WHAT YOU SHOULD DO: A faithful copy of the listing below is needed, one that contains no pictures.

MATERIAL SHOWN:
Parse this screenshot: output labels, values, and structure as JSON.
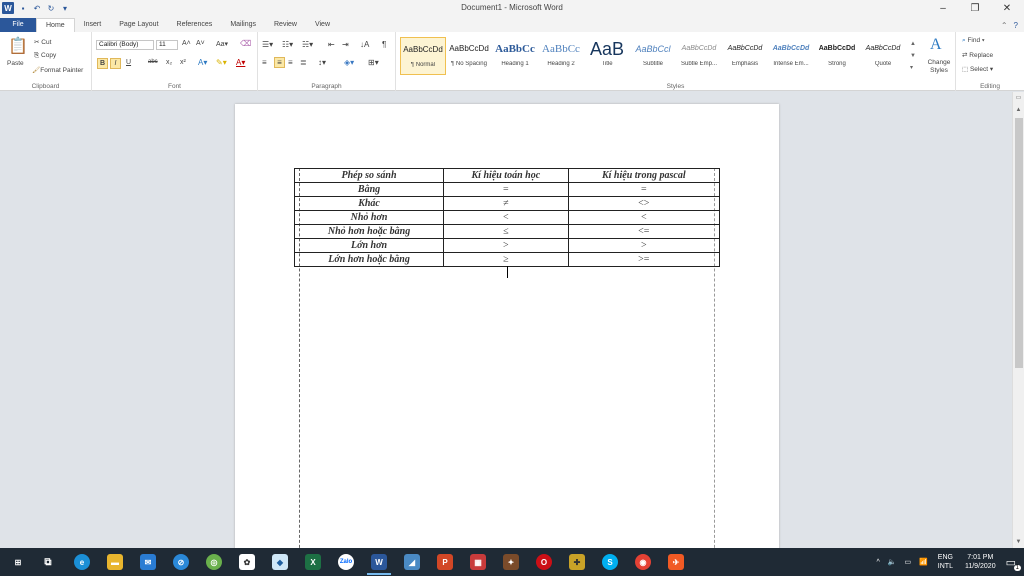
{
  "window": {
    "title": "Document1 - Microsoft Word",
    "logo": "W",
    "minimize_glyph": "–",
    "maximize_glyph": "❐",
    "close_glyph": "✕"
  },
  "tabs": [
    "File",
    "Home",
    "Insert",
    "Page Layout",
    "References",
    "Mailings",
    "Review",
    "View"
  ],
  "ribbon": {
    "clipboard": {
      "paste": "Paste",
      "cut": "Cut",
      "copy": "Copy",
      "format_painter": "Format Painter",
      "label": "Clipboard"
    },
    "font": {
      "family": "Calibri (Body)",
      "size": "11",
      "label": "Font",
      "bold": "B",
      "italic": "I",
      "underline": "U",
      "strike": "abc",
      "sub": "x₂",
      "sup": "x²"
    },
    "paragraph": {
      "label": "Paragraph"
    },
    "styles": {
      "label": "Styles",
      "items": [
        {
          "sample": "AaBbCcDd",
          "name": "¶ Normal"
        },
        {
          "sample": "AaBbCcDd",
          "name": "¶ No Spacing"
        },
        {
          "sample": "AaBbCc",
          "name": "Heading 1"
        },
        {
          "sample": "AaBbCc",
          "name": "Heading 2"
        },
        {
          "sample": "AaB",
          "name": "Title"
        },
        {
          "sample": "AaBbCcl",
          "name": "Subtitle"
        },
        {
          "sample": "AaBbCcDd",
          "name": "Subtle Emp..."
        },
        {
          "sample": "AaBbCcDd",
          "name": "Emphasis"
        },
        {
          "sample": "AaBbCcDd",
          "name": "Intense Em..."
        },
        {
          "sample": "AaBbCcDd",
          "name": "Strong"
        },
        {
          "sample": "AaBbCcDd",
          "name": "Quote"
        }
      ],
      "change_styles": "Change Styles"
    },
    "editing": {
      "find": "Find",
      "replace": "Replace",
      "select": "Select",
      "label": "Editing"
    }
  },
  "table": {
    "headers": [
      "Phép so sánh",
      "Kí hiệu toán học",
      "Kí hiệu trong pascal"
    ],
    "rows": [
      [
        "Bằng",
        "=",
        "="
      ],
      [
        "Khác",
        "≠",
        "<>"
      ],
      [
        "Nhỏ hơn",
        "<",
        "<"
      ],
      [
        "Nhỏ hơn hoặc bằng",
        "≤",
        "<="
      ],
      [
        "Lớn hơn",
        ">",
        ">"
      ],
      [
        "Lớn hơn hoặc bằng",
        "≥",
        ">="
      ]
    ]
  },
  "taskbar": {
    "apps": [
      "windows-start",
      "task-view",
      "edge",
      "file-explorer",
      "mail",
      "safari",
      "chrome-green",
      "settings",
      "ms-office",
      "excel",
      "zalo",
      "word",
      "app-blue",
      "powerpoint",
      "app-grid",
      "app-game",
      "opera",
      "app-gold",
      "skype",
      "chrome",
      "app-red"
    ],
    "lang_top": "ENG",
    "lang_bottom": "INTL",
    "time": "7:01 PM",
    "date": "11/9/2020",
    "notifications": "1"
  },
  "colors": {
    "word_blue": "#2b579a",
    "taskbar": "#1f2a35"
  }
}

TASK SOLUTION:
Parse this screenshot: output labels, values, and structure as JSON.
{
  "window": {
    "title": "Document1 - Microsoft Word",
    "logo": "W",
    "minimize_glyph": "–",
    "maximize_glyph": "❐",
    "close_glyph": "✕"
  },
  "tabs": [
    "File",
    "Home",
    "Insert",
    "Page Layout",
    "References",
    "Mailings",
    "Review",
    "View"
  ],
  "ribbon": {
    "clipboard": {
      "paste": "Paste",
      "cut": "Cut",
      "copy": "Copy",
      "format_painter": "Format Painter",
      "label": "Clipboard"
    },
    "font": {
      "family": "Calibri (Body)",
      "size": "11",
      "label": "Font",
      "bold": "B",
      "italic": "I",
      "underline": "U",
      "strike": "abc",
      "sub": "x₂",
      "sup": "x²"
    },
    "paragraph": {
      "label": "Paragraph"
    },
    "styles": {
      "label": "Styles",
      "items": [
        {
          "sample": "AaBbCcDd",
          "name": "¶ Normal"
        },
        {
          "sample": "AaBbCcDd",
          "name": "¶ No Spacing"
        },
        {
          "sample": "AaBbCc",
          "name": "Heading 1"
        },
        {
          "sample": "AaBbCc",
          "name": "Heading 2"
        },
        {
          "sample": "AaB",
          "name": "Title"
        },
        {
          "sample": "AaBbCcl",
          "name": "Subtitle"
        },
        {
          "sample": "AaBbCcDd",
          "name": "Subtle Emp..."
        },
        {
          "sample": "AaBbCcDd",
          "name": "Emphasis"
        },
        {
          "sample": "AaBbCcDd",
          "name": "Intense Em..."
        },
        {
          "sample": "AaBbCcDd",
          "name": "Strong"
        },
        {
          "sample": "AaBbCcDd",
          "name": "Quote"
        }
      ],
      "change_styles": "Change Styles"
    },
    "editing": {
      "find": "Find",
      "replace": "Replace",
      "select": "Select",
      "label": "Editing"
    }
  },
  "table": {
    "headers": [
      "Phép so sánh",
      "Kí hiệu toán học",
      "Kí hiệu trong pascal"
    ],
    "rows": [
      [
        "Bằng",
        "=",
        "="
      ],
      [
        "Khác",
        "≠",
        "<>"
      ],
      [
        "Nhỏ hơn",
        "<",
        "<"
      ],
      [
        "Nhỏ hơn hoặc bằng",
        "≤",
        "<="
      ],
      [
        "Lớn hơn",
        ">",
        ">"
      ],
      [
        "Lớn hơn hoặc bằng",
        "≥",
        ">="
      ]
    ]
  },
  "taskbar": {
    "apps": [
      "windows-start",
      "task-view",
      "edge",
      "file-explorer",
      "mail",
      "safari",
      "chrome-green",
      "settings",
      "ms-office",
      "excel",
      "zalo",
      "word",
      "app-blue",
      "powerpoint",
      "app-grid",
      "app-game",
      "opera",
      "app-gold",
      "skype",
      "chrome",
      "app-red"
    ],
    "lang_top": "ENG",
    "lang_bottom": "INTL",
    "time": "7:01 PM",
    "date": "11/9/2020",
    "notifications": "1"
  },
  "colors": {
    "word_blue": "#2b579a",
    "taskbar": "#1f2a35"
  }
}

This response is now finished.